Count every line in the data that contains the word "this", then report that number alone.

_ _ _ _

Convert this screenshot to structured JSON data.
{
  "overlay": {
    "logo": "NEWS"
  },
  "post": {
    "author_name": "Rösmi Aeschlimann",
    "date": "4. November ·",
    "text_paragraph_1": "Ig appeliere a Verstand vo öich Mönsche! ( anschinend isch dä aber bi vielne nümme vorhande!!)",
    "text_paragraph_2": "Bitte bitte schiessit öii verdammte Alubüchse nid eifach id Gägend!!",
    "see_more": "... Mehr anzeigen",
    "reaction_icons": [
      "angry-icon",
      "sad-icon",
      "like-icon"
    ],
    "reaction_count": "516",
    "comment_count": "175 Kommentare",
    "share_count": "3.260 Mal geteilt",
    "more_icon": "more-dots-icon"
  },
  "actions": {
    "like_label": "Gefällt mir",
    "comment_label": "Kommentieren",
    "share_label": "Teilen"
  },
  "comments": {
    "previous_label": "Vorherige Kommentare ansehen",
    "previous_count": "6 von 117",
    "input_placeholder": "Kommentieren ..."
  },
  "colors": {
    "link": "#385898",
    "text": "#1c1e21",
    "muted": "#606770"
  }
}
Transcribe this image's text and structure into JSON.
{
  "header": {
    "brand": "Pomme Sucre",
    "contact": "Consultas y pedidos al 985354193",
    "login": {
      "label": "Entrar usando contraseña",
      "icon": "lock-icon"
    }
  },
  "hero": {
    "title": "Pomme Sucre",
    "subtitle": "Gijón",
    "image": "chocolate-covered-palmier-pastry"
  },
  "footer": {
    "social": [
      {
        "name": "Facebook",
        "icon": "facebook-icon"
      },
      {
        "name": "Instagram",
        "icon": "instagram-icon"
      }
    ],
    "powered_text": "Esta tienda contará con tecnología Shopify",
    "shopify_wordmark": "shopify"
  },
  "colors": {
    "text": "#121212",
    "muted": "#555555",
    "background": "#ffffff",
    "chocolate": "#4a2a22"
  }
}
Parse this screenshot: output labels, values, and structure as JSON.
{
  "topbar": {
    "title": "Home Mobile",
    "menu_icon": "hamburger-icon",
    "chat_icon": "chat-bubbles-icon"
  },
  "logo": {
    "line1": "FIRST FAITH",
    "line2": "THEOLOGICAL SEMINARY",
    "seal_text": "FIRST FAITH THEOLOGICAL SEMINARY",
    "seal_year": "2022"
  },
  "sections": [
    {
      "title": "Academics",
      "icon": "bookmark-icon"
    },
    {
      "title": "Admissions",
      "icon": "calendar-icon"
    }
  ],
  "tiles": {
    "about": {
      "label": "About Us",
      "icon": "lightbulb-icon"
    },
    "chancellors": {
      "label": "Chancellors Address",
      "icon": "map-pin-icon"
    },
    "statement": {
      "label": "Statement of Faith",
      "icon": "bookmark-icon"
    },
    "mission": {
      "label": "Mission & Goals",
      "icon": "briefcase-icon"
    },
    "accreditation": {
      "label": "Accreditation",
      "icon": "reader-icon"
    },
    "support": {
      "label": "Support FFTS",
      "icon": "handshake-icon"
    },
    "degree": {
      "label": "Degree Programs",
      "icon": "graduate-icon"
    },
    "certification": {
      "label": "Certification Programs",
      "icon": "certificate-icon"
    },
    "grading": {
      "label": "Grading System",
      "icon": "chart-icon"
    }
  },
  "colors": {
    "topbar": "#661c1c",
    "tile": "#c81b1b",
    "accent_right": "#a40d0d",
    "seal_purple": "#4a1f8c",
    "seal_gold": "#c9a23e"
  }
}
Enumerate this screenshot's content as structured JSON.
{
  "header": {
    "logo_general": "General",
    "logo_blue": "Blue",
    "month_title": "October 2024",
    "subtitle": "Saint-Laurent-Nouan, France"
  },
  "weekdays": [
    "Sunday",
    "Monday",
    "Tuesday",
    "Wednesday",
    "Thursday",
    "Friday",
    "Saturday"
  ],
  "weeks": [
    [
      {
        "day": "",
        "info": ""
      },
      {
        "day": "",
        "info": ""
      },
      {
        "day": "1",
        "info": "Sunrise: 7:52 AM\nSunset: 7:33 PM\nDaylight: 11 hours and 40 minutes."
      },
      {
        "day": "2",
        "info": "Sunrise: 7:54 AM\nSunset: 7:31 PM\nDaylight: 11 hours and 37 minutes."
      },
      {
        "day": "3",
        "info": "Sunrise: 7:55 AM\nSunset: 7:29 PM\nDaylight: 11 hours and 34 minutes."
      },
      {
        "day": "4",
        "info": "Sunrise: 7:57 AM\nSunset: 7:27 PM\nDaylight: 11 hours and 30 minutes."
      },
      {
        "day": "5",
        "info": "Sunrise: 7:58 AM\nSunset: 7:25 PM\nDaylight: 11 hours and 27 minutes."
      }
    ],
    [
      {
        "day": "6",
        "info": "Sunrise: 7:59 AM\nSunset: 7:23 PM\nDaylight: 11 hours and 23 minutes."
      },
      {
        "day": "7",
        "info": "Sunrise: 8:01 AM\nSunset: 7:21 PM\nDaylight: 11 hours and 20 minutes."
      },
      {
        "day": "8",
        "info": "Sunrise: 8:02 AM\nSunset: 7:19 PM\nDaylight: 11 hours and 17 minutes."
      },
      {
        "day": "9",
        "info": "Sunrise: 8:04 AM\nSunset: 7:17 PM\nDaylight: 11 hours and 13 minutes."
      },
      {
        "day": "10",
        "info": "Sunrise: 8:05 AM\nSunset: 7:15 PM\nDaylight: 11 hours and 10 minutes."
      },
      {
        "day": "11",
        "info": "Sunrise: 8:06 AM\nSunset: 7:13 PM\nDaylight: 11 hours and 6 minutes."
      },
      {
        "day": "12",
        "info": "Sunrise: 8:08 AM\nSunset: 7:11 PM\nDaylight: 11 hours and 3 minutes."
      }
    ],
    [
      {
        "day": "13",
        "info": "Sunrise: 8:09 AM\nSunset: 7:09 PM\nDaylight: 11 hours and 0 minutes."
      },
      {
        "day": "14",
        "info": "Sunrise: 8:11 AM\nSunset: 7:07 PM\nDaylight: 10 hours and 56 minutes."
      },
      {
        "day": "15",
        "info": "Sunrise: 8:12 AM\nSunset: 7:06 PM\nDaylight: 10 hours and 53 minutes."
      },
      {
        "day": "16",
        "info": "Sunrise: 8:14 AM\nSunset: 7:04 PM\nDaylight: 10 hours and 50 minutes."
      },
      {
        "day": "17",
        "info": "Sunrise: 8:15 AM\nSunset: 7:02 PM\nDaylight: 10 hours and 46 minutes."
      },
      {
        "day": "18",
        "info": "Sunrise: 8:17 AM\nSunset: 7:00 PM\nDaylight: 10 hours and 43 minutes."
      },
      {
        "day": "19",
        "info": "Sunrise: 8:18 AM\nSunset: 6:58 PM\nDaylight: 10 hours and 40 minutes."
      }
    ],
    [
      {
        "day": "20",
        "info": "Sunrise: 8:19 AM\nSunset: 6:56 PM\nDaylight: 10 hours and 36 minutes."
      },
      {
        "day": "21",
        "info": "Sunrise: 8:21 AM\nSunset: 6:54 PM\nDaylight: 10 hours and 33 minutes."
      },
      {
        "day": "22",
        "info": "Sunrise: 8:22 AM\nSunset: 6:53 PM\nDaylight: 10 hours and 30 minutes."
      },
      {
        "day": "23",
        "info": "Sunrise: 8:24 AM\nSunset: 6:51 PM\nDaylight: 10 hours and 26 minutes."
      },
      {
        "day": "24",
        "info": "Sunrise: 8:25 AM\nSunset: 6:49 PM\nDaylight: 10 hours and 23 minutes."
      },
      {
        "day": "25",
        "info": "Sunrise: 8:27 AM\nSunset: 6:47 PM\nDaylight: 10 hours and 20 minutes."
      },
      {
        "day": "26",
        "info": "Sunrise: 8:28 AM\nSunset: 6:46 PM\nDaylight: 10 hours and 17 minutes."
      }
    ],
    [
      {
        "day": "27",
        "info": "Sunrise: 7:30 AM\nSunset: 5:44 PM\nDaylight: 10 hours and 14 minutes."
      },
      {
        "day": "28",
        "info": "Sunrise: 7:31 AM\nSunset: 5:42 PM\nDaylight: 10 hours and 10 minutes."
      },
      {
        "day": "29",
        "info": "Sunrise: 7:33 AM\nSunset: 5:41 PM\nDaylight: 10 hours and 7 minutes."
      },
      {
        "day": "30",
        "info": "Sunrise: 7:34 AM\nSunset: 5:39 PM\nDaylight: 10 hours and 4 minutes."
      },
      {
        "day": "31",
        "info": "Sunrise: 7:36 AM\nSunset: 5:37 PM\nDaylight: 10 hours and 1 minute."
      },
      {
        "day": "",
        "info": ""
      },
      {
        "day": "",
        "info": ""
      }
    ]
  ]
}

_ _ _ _

• **REPLY**:
4